Late in 2002, Khalilov set up a group called “Jennet,” which means “Heaven” in Arabic. The group was headed by Rasul Maksharipov, a Dagestani who had fought with Basaev in August 1999 (Kommersant, January 17). Jennet’s principal objective was to eliminate senior police and Federal Security Service (FSB) officers in Dagestan , thus weakening local authorities. The Jennet group became increasingly effective. More then 30 police and FSB officers were killed in Dagestan in 2004 (Kommersant, January 17). Dagestan ‘s Police Department for the Struggle against Extremism and Criminal Terrorism has lost 29 officers in recent years (Kommersant, January 17). The insurgents managed to assassinate important figures such as Colonel Khamil Etinbekov, who played a key role in FSB operations in Dagestan; Akhberdilav Akilov, who headed the Department for the Struggle against Extremism and Criminal Terrorism, and Magomed Gusaev, Minister of National Policy, Information, and External Relations (Rossiiskaya gazeta, June 24, 2004).

The rebels made Makhachkala , the republic’s capital, the center of their activities. Nearby Tarki-Tau Mountain , which is covered with thick forests, became an ideal hideout. After each operation in the capital, Jennet members fled to the mountains on the western outskirts of the city (gazeta.ru, January 15).

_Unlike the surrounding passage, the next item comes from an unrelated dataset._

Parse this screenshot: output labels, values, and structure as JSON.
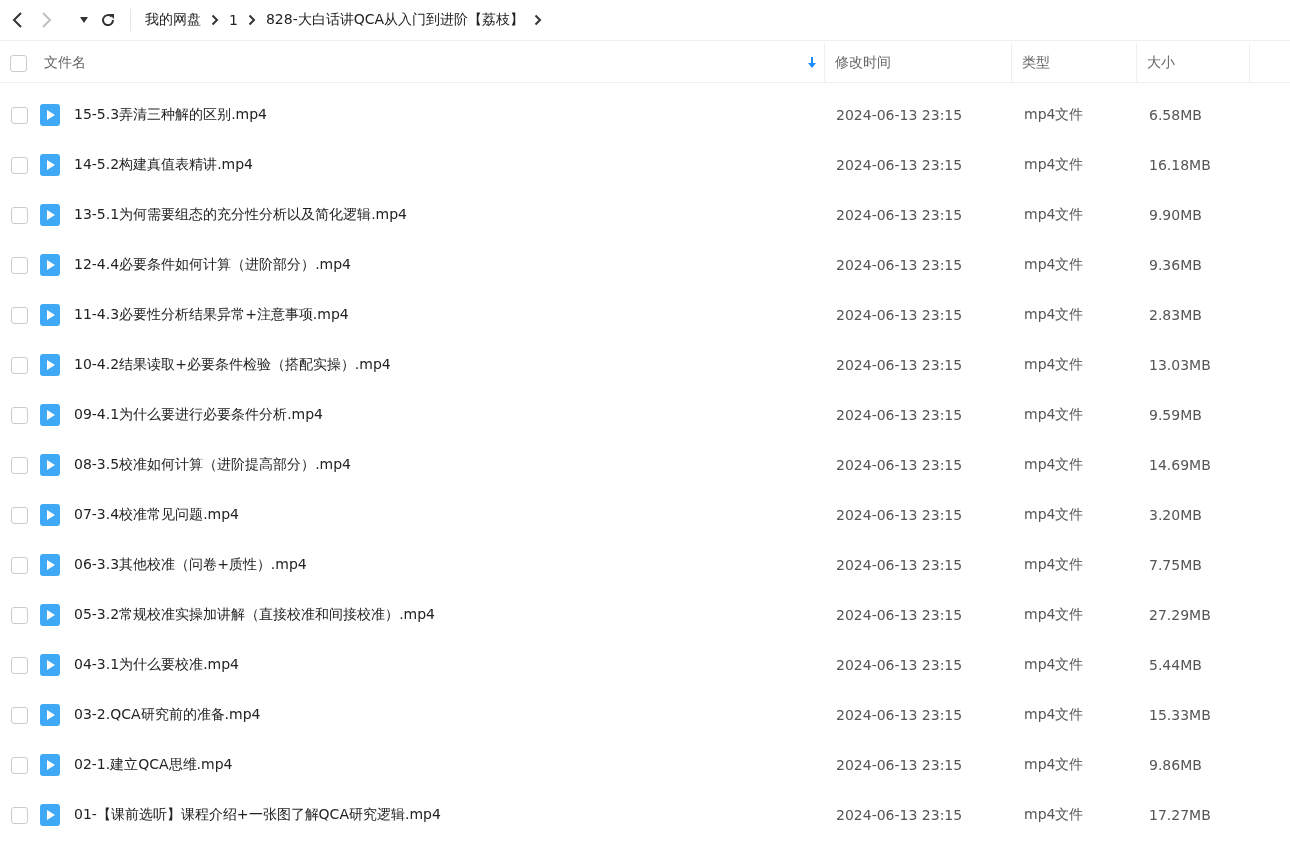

Late last year, Jennet was transformed into a much larger organization called “Sharia Jamaat,” using the Arabic word for community (Kavkazcenter.com, January 2; Kavkazky Uzel, January 14). On December 27 and 30, the rebels assassinated two police colonels in Makhachkala . One of them was the warden of the local prison camp and the other headed the Operations Department of Dagestan’s Ministry of Interior Affairs (yufo.ru). Sharia published a statement on the Kavkazcenter website on January 2 proclaiming that the organization had killed FSB and police officers for their “lawless actions against Muslims in Dagestan .” The statement blamed “Russian death squads” for the kidnapping and murder of civilians in the Republic” (Kavkazcenter, January 2).

The authorities in Dagestan started a counteroffensive by conducting massive mopping-up operations in the cities of Makhachkala and Khasavurt, where several policemen had also been killed in late December (Radio Liberty, January 1). Officials in the Ministry of Interior Affairs said that the sweep was needed because of the deteriorating situation in the region (grani.ru, January 8). On January 16, special forces started to comb parts of Makhachkala for Islamists. In the town of Kaspyisk , police encountered heavy resistance. Rebels killed special task force commander Arzulum Ilyasov and two officers. A rebel known as Magomed Akaev also died in the skirmish (RIA-Novosti, January 15).

In Makhachkala , the security forces encircled the Separatny district, which is considered a good hiding place for criminals and militants because it is en route to the mountains. According to different versions of events, the police either surrounded a house full of gunmen or confronted the group in the street. Official accounts counted five militants, but witnesses told a correspondent from Gazeta newspaper that they had seen only two of them who ran into a house. The police then immediately surrounded the house (Gazeta, January 16). The fighting lasted for 17 hours (5 am- 10 pm) and stopped only when a tank smashed the remains of the burned and gutted house. Despite the congratulatory statements by Dagestani security officials, middle-ranking officers called the operations in Makhachkala and Kaspyisk “absolute failure.” “We lost too many well-trained people,” one of the special unit officers told the Yufo agency (yufo.ru, January 17). It is also not quite clear whether Maksharipov was killed in the raid; gazeta.ru and Kavkazky Uzel sources reported that he was not among the fatalities (January 18).

However, even if security forces could manage to destroy the Jennet and Sharia Jamaat groups, they were not the only Islamic militants in Dagestan . The squads of Rabbani Khalilov, hiding in the mountains of Chechnya , are ready to move deep into Dagestan . They may be on the march already. Yesterday, on January 18, it was reported that two policemen had been killed overnight at the checkpoint on the Chechnya-Dagestan border.